Repeat the listing below line by line, exactly, leaving its pictures behind.

*** Opening Extracted data ***

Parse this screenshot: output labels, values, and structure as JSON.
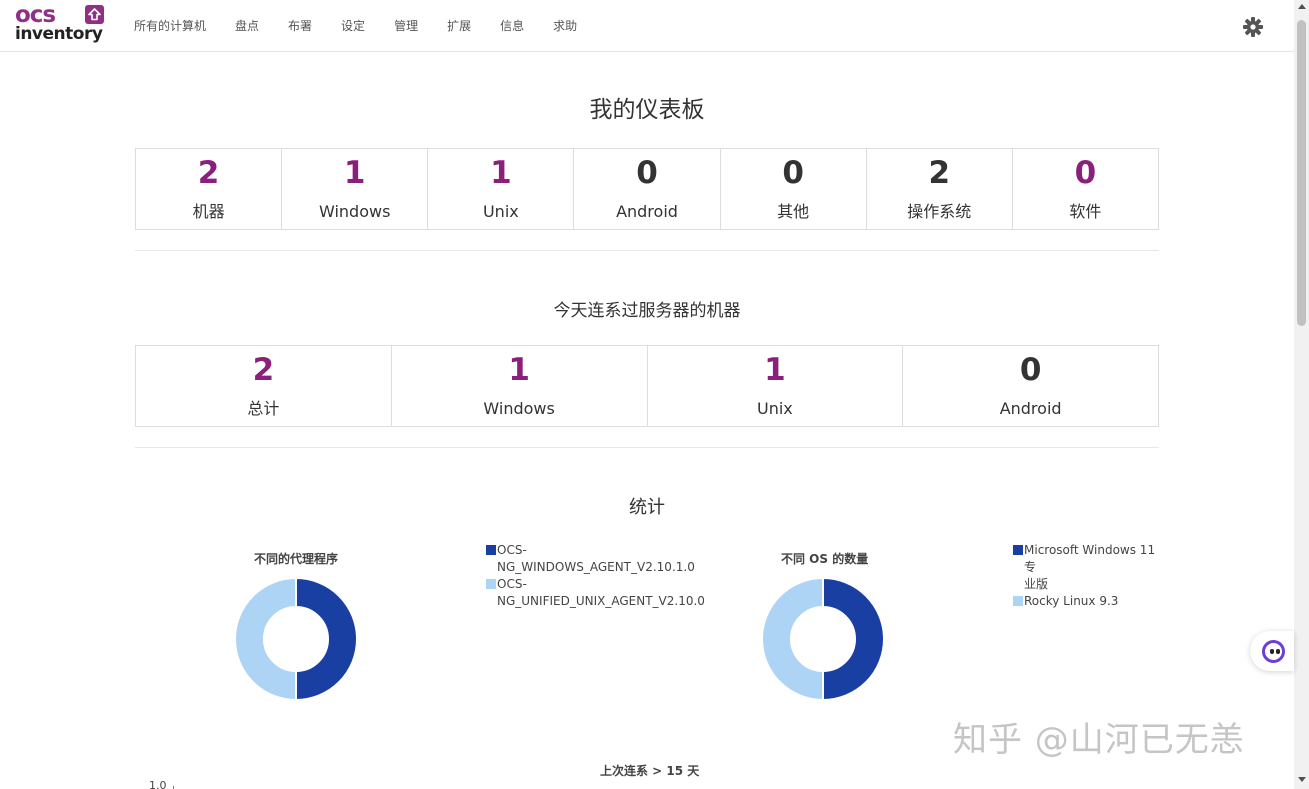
{
  "nav": {
    "logo_top": "ocs",
    "logo_bottom": "inventory",
    "items": [
      "所有的计算机",
      "盘点",
      "布署",
      "设定",
      "管理",
      "扩展",
      "信息",
      "求助"
    ]
  },
  "dashboard": {
    "title": "我的仪表板",
    "stats": [
      {
        "value": "2",
        "label": "机器",
        "color": "#8a1f7c"
      },
      {
        "value": "1",
        "label": "Windows",
        "color": "#8a1f7c"
      },
      {
        "value": "1",
        "label": "Unix",
        "color": "#8a1f7c"
      },
      {
        "value": "0",
        "label": "Android",
        "color": "#333333"
      },
      {
        "value": "0",
        "label": "其他",
        "color": "#333333"
      },
      {
        "value": "2",
        "label": "操作系统",
        "color": "#333333"
      },
      {
        "value": "0",
        "label": "软件",
        "color": "#8a1f7c"
      }
    ]
  },
  "today": {
    "title": "今天连系过服务器的机器",
    "stats": [
      {
        "value": "2",
        "label": "总计",
        "color": "#8a1f7c"
      },
      {
        "value": "1",
        "label": "Windows",
        "color": "#8a1f7c"
      },
      {
        "value": "1",
        "label": "Unix",
        "color": "#8a1f7c"
      },
      {
        "value": "0",
        "label": "Android",
        "color": "#333333"
      }
    ]
  },
  "stats_section": {
    "title": "统计",
    "bottom_chart_title": "上次连系 > 15 天",
    "bottom_axis_label": "1.0"
  },
  "chart_data": [
    {
      "type": "pie",
      "title": "不同的代理程序",
      "labels": [
        "OCS-NG_WINDOWS_AGENT_V2.10.1.0",
        "OCS-NG_UNIFIED_UNIX_AGENT_V2.10.0"
      ],
      "legend_lines": [
        [
          "OCS-",
          "NG_WINDOWS_AGENT_V2.10.1.0"
        ],
        [
          "OCS-",
          "NG_UNIFIED_UNIX_AGENT_V2.10.0"
        ]
      ],
      "values": [
        1,
        1
      ],
      "colors": [
        "#1a3fa3",
        "#aed4f5"
      ],
      "legend_position": "right"
    },
    {
      "type": "pie",
      "title": "不同 OS 的数量",
      "labels": [
        "Microsoft Windows 11 专业版",
        "Rocky Linux 9.3"
      ],
      "legend_lines": [
        [
          "Microsoft Windows 11 专",
          "业版"
        ],
        [
          "Rocky Linux 9.3"
        ]
      ],
      "values": [
        1,
        1
      ],
      "colors": [
        "#1a3fa3",
        "#aed4f5"
      ],
      "legend_position": "right"
    }
  ],
  "watermark": "知乎 @山河已无恙"
}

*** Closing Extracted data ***

Response to the exercise -
Parse this screenshot: output labels, values, and structure as JSON.
{
  "nav": {
    "logo_top": "ocs",
    "logo_bottom": "inventory",
    "items": [
      "所有的计算机",
      "盘点",
      "布署",
      "设定",
      "管理",
      "扩展",
      "信息",
      "求助"
    ]
  },
  "dashboard": {
    "title": "我的仪表板",
    "stats": [
      {
        "value": "2",
        "label": "机器",
        "color": "#8a1f7c"
      },
      {
        "value": "1",
        "label": "Windows",
        "color": "#8a1f7c"
      },
      {
        "value": "1",
        "label": "Unix",
        "color": "#8a1f7c"
      },
      {
        "value": "0",
        "label": "Android",
        "color": "#333333"
      },
      {
        "value": "0",
        "label": "其他",
        "color": "#333333"
      },
      {
        "value": "2",
        "label": "操作系统",
        "color": "#333333"
      },
      {
        "value": "0",
        "label": "软件",
        "color": "#8a1f7c"
      }
    ]
  },
  "today": {
    "title": "今天连系过服务器的机器",
    "stats": [
      {
        "value": "2",
        "label": "总计",
        "color": "#8a1f7c"
      },
      {
        "value": "1",
        "label": "Windows",
        "color": "#8a1f7c"
      },
      {
        "value": "1",
        "label": "Unix",
        "color": "#8a1f7c"
      },
      {
        "value": "0",
        "label": "Android",
        "color": "#333333"
      }
    ]
  },
  "stats_section": {
    "title": "统计",
    "bottom_chart_title": "上次连系 > 15 天",
    "bottom_axis_label": "1.0"
  },
  "chart_data": [
    {
      "type": "pie",
      "title": "不同的代理程序",
      "labels": [
        "OCS-NG_WINDOWS_AGENT_V2.10.1.0",
        "OCS-NG_UNIFIED_UNIX_AGENT_V2.10.0"
      ],
      "legend_lines": [
        [
          "OCS-",
          "NG_WINDOWS_AGENT_V2.10.1.0"
        ],
        [
          "OCS-",
          "NG_UNIFIED_UNIX_AGENT_V2.10.0"
        ]
      ],
      "values": [
        1,
        1
      ],
      "colors": [
        "#1a3fa3",
        "#aed4f5"
      ],
      "legend_position": "right"
    },
    {
      "type": "pie",
      "title": "不同 OS 的数量",
      "labels": [
        "Microsoft Windows 11 专业版",
        "Rocky Linux 9.3"
      ],
      "legend_lines": [
        [
          "Microsoft Windows 11 专",
          "业版"
        ],
        [
          "Rocky Linux 9.3"
        ]
      ],
      "values": [
        1,
        1
      ],
      "colors": [
        "#1a3fa3",
        "#aed4f5"
      ],
      "legend_position": "right"
    }
  ],
  "watermark": "知乎 @山河已无恙"
}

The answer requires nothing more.